* Four policemen with extensive burns - police source
* Interior Ministry says blast "act of terrorism"
* Bahrain due to host F1 grand prix on April 22
* Hunger striker being fed intravenously in military
(Adds details about condition of the wounded, background)
DUBAI, April 9 Seven Bahraini policemen were
wounded, three of them seriously, when a home-made bomb exploded
on Monday, an Interior Ministry spokesman said, during a protest
near the capital calling for the release of an activist on a
two-month hunger strike.
Protesters threw petrol bombs at riot police to lure

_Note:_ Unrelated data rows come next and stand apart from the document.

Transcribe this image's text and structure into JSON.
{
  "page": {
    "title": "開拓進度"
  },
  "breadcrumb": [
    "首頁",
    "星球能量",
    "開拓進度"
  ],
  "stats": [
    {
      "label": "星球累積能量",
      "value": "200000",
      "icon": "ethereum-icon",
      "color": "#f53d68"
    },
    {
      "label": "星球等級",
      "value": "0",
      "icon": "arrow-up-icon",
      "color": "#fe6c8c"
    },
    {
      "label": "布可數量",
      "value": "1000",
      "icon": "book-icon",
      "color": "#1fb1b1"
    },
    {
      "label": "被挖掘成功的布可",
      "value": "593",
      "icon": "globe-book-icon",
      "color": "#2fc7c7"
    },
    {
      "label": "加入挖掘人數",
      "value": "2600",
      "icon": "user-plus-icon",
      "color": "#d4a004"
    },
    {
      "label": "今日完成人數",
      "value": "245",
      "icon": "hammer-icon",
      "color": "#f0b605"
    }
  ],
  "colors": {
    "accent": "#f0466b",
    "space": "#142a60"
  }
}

officers into Eker, a Shi'ite village outside the capital
Manama, before the rare explosion was set off, the spokesman
"We consider this an act of terrorism," the spokesman said
of the explosion, an escalation in violence which could cast
further doubt on the staging of the Formula One grand prix this
month in the kingdom that hosts the U.S. Navy's Fifth Fleet.
A police source later said two of the wounded were moved to
Bahrain's largest hospital, the Salmaniya, with extensive burns
but that two others were in such serious condition that they
could not be transported there immediately.
On Sunday, Bahrain ruled out extraditing the jailed Bahraini
political activist, Abdulhadi al-Khawaja, also a Danish citizen,
despite a request from Denmark to hand him over because his
health was worsening after a hunger strike.
Daily protests to demand his freedom have been taking place
across the small Gulf Arab island state, which crushed protests
mostly by majority Shi'ite Muslims against the Sunni royal
family last year with the help of troops from Saudi Arabia and
the United Arab Emirates.
Western rights groups say Khawaja and 13 other opposition
figures in prison for their role in last year's protests are
prisoners of conscience and should be freed.
Khawaja's lawyer said on Friday that the activist had been
moved to a military hospital and was being fed intravenously.
F1 GRAND PRIX TARGETED
Protesters have also demonstrated against plans to host the
Formula One grand prix. Last year's race in Bahrain was
postponed, reinstated and then cancelled due to the uprising and
The governing International Automobile Federation (FIA),
commercial supremo Bernie Ecclestone and Bahrain organisers have
all said the April 22 race is on.
But motor racing teams headed to China on Monday for a race
on April 15 were still unsure whether their return trip would
take in Bahrain for the following meeting, due to safety fears.
Team sources told Reuters some had hedged their bets by
routing personnel on return flights via Abu Dhabi, Dubai or Oman
with alternative reservations for the last leg of the journey
back from Shanghai.
As riot police wage almost daily pitched battles with masked
petrol-bomb throwing protesters, analysts say the mainstream
opposition may be losing touch with the youth who seek more
An underground group calling themselves the Feb. 14 Youth
Coalition - after the date when the uprising began last year -
claims to speak in the name of disaffected Shi'ite youth,
announcing protests and referring to "holy petrol bombs" and
Bahrain says it is making progress implementing
recommendations of an inquiry it commissioned last year into the
unrest, the country's worst since sectarian-tinged political
turmoil in the 1990s.
The inquiry found that some of the more than 2,000 people
detained in the aftermath of the protests died under torture.
Bahrain denies charges of sectarian discrimination that
protesters have levelled at its ruling family, and has called
the demonstrations a destablisation attempt by Shi'ite Iran.
Iran denies any interference in Bahrain's affairs.
(Writing by Firouz Sedarat; Editing by Robin Pomeroy)